Part of the Ed Foss Corvette Collection since 2003, this is number 27 of the 300 produced in Corvette’s inaugural year and the first ever sold in the state of Connecticut. A well-known multiple award winner with Reisner provenance documentation, its ownership history is known right back to the beginning of the Corvette phenomenon.

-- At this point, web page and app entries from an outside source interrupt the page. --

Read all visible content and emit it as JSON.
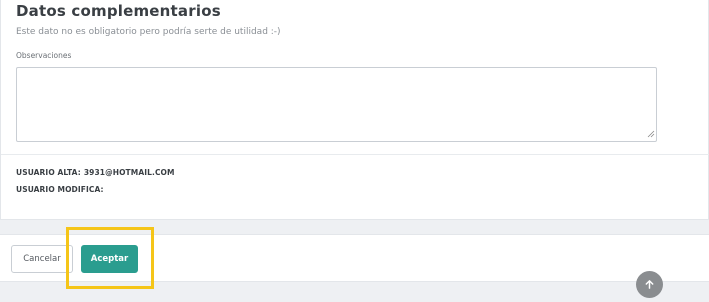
{
  "section": {
    "title": "Datos complementarios",
    "helper": "Este dato no es obligatorio pero podría serte de utilidad :-)"
  },
  "observaciones": {
    "label": "Observaciones",
    "value": ""
  },
  "meta": {
    "alta_label": "USUARIO ALTA:",
    "alta_value": "3931@HOTMAIL.COM",
    "modifica_label": "USUARIO MODIFICA:",
    "modifica_value": ""
  },
  "footer": {
    "cancel_label": "Cancelar",
    "accept_label": "Aceptar"
  },
  "colors": {
    "accent": "#2a9d8f",
    "highlight": "#f5c518",
    "scroll_button": "#8a8d90"
  },
  "icons": {
    "scroll_top": "arrow-up-icon",
    "resize": "resize-handle-icon"
  }
}
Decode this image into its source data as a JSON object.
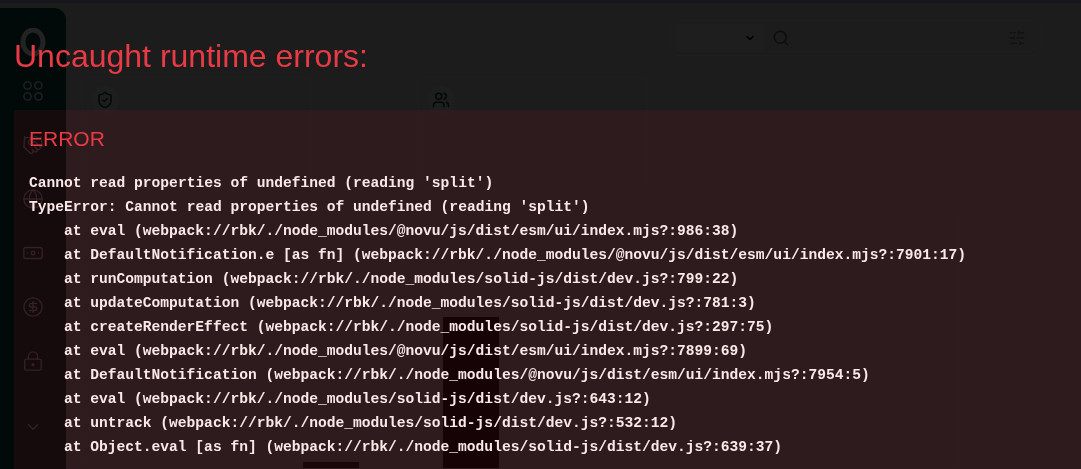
{
  "overlay": {
    "title": "Uncaught runtime errors:",
    "errors": [
      {
        "label": "ERROR",
        "message": "Cannot read properties of undefined (reading 'split')",
        "stack": [
          "TypeError: Cannot read properties of undefined (reading 'split')",
          "at eval (webpack://rbk/./node_modules/@novu/js/dist/esm/ui/index.mjs?:986:38)",
          "at DefaultNotification.e [as fn] (webpack://rbk/./node_modules/@novu/js/dist/esm/ui/index.mjs?:7901:17)",
          "at runComputation (webpack://rbk/./node_modules/solid-js/dist/dev.js?:799:22)",
          "at updateComputation (webpack://rbk/./node_modules/solid-js/dist/dev.js?:781:3)",
          "at createRenderEffect (webpack://rbk/./node_modules/solid-js/dist/dev.js?:297:75)",
          "at eval (webpack://rbk/./node_modules/@novu/js/dist/esm/ui/index.mjs?:7899:69)",
          "at DefaultNotification (webpack://rbk/./node_modules/@novu/js/dist/esm/ui/index.mjs?:7954:5)",
          "at eval (webpack://rbk/./node_modules/solid-js/dist/dev.js?:643:12)",
          "at untrack (webpack://rbk/./node_modules/solid-js/dist/dev.js?:532:12)",
          "at Object.eval [as fn] (webpack://rbk/./node_modules/solid-js/dist/dev.js?:639:37)"
        ]
      }
    ]
  }
}
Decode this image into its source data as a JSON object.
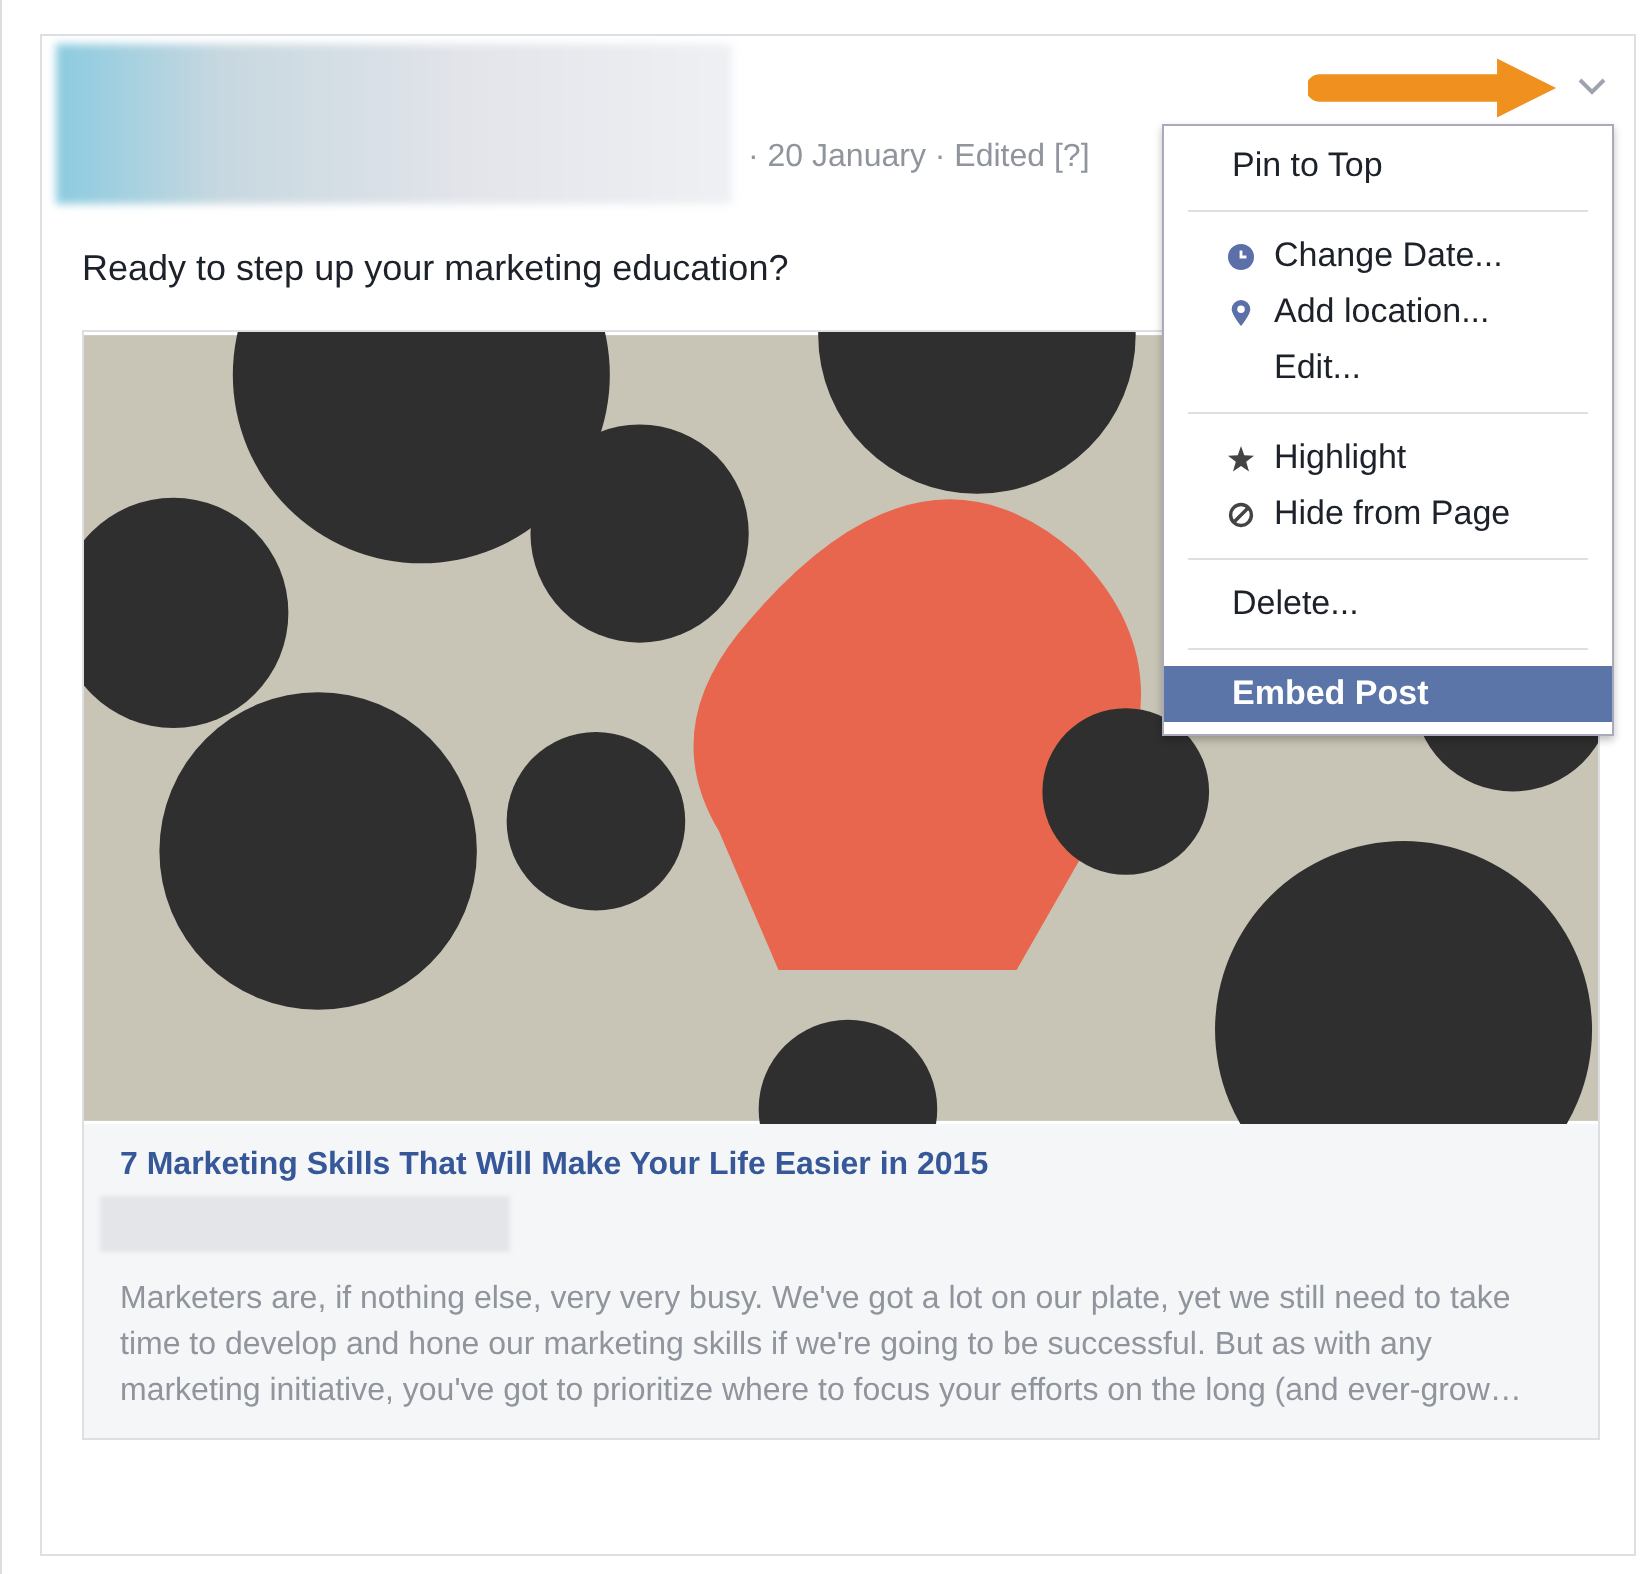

The early post-war years and the accompanying economic boom had seen a significant increase in demand for European sports cars, but it was hardly enough to draw the interest of any American automobile manufacturer; indeed, the idea seemed like a sure money-loser in the world of the mass-production automobile. Fortunately, General Motors’ pioneering Styling Chief Harley Earl bucked that convention after attending the September 1951 Watkins Glen sports car race and finding an impressive array of Ferraris, Jaguars, Alfa Romeos and other European fare. Upon returning from the Glen, Earl tasked his styling department with sketching a small, inexpensive sports car with a recognizably American character. Robert McLean, a recently hired Cal Tech graduate, drew the basic layout, placing the passengers as close to the rear axle as possible and allowing the engine to be mounted low behind the front suspension. Another young talent, Duane Bohnsedt, borrowed from several Earl styling cues, designing a low-profile roadster body with a wraparound windshield, flowing fenders, an oval front grille and simple tail lights set into rocket-inspired fins. Dubbed Corvette, the new car was introduced at the GM Motorama held at the Waldorf-Astoria Hotel in New York City and, by the end of the tour, had attracted the attention of over 4 million people. Hand built by Chevrolet’s most experienced technicians, craftsmen and assemblers, the first 300 Corvettes were delivered only to GM executives and high profile celebrities, all finished in Polo White with Red interiors and Black soft tops. Chevrolet’s choice of a modified Blue Flame Six engine and 2-speed Powerglide transmission proved a disappointment to die-hard enthusiasts, but this rakishly styled new American sports car rendered in revolutionary fiberglass laid the foundation for what has become a distinctly American cultural icon.
Corvette number 27 was sold new at Mallon Chevrolet in Norwich, Connecticut to Francis J. “Eddy” Plank of Norwich, Connecticut. In 1967 it was purchased by its seventh owner, Maple Valley, Washington resident Joe Bridgeman, who sold it to a friend in 1969, bought it back from him in 1973 and cared for it until 2003, when it became part of the Ed Foss Collection. During Mr. Bridgeman’s ownership, the car was featured on the cover of the July-September 1973 issue of the Vintage Corvette Club of America’s Blue Flame Special newsletter. After a comprehensive restoration it won NCRS Regional Top Flight honors in 1996 with 99.2 points, and repeated that score at the National level in 1999; it additionally was awarded NCRS Performance Verification honors at the Regional level. At 3,796 miles, the car is in impeccable condition, boasting the 235/150 HP Blue Flame engine (complete with first-design Carter side draft carburetors) with a correct Powerglide transmission. The side curtains with protective bags are a bonus as well.